For leaving in the midst of chaos, Shibata appears to be held back by New Japan management now as punishment for his departure 10 years earlier. But, is that part of the whole plan? Does NJPW have a plan in place to shift him to become a face for the promotion? Did they even have a definite plan for him when he left? There’s a sense of mystique around the enigma of Shibata that is intriguing to see play out as a fan.
He's been gaining steam over the three years since his return. He won New Japan’s tag team titles with fellow high school classmate Hirooki Goto and just recently at the January 4 Wrestle Kingdom 10 show, the Super Bowl equivalent for NJPW, he won the NEVER Openweight Title from hard-hitter Tomohiro Ishii in a brutal bout. New Japan appears comfortable with him winning titles, but in the end, is any of this leading him to return to the status of an ace? While Shibata does garner a nice reaction for his athletic work and his silent, yet piercing presence, the star power and charisma of Shibata pales in comparison to that of Nakamura and Tanahashi.

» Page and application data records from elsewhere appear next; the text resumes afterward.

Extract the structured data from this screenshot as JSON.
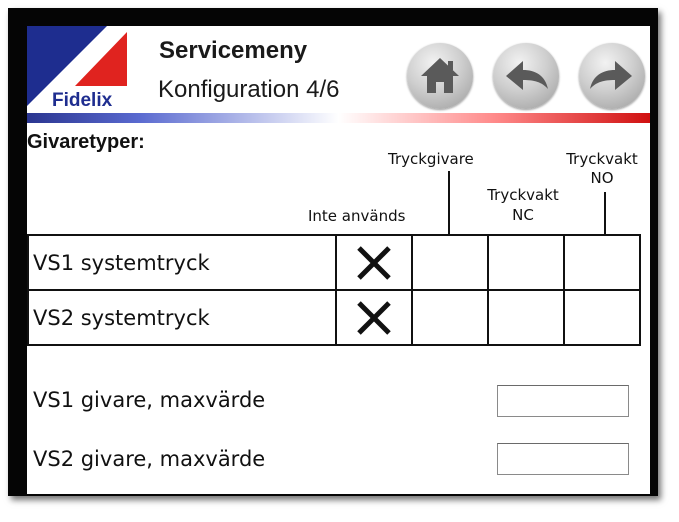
{
  "header": {
    "brand": "Fidelix",
    "title": "Servicemeny",
    "subtitle": "Konfiguration 4/6"
  },
  "nav": {
    "home_icon": "home-icon",
    "back_icon": "back-arrow-icon",
    "forward_icon": "forward-arrow-icon"
  },
  "section": {
    "title": "Givaretyper:"
  },
  "columns": {
    "unused": "Inte används",
    "sensor": "Tryckgivare",
    "switch_nc_line1": "Tryckvakt",
    "switch_nc_line2": "NC",
    "switch_no_line1": "Tryckvakt",
    "switch_no_line2": "NO"
  },
  "rows": [
    {
      "label": "VS1 systemtryck",
      "selected": "unused"
    },
    {
      "label": "VS2 systemtryck",
      "selected": "unused"
    }
  ],
  "maxvalues": [
    {
      "label": "VS1 givare, maxvärde",
      "value": ""
    },
    {
      "label": "VS2 givare, maxvärde",
      "value": ""
    }
  ],
  "colors": {
    "logo_blue": "#1e2d8f",
    "logo_red": "#e0231f",
    "stripe_left": "#2a3590",
    "stripe_right": "#d01010"
  }
}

So if Katsuyori Shibata never left, would he be a huge star for New Japan right now?
I would say yes. With Tanahashi, you have the entertainer with flashy moves and glowing charisma. With Nakamura, you have another charismatic entertainer with hard hitting moves and engaging theatrics. With Shibata, you have the fighter that kicks the tar out of people while fans eat it up. No taunts needed. No showmanship required. All three together, you have a trio that can satisfy the different segments and different desire of wrestling fans. If Shibata never left, I believe NJPW would've gotten out of its slump much faster. If Shibata never left, I truly believe that he would be an icon for NJPW right now.
I love the man. His style is vicious and believable and his hair stays in the place the entire match. There's a no nonsense attitude about the guy that I love so much. To me, he should have been a heavyweight champion by now.
It may be years until he reaches the same popularity and same star power as Tanahashi and Nakamura. Hell, he may never get there at all. Right now, he's the Ace that never was. But don't count him out at all. I firmly believe that he'll be an icon for NJPW sooner than later.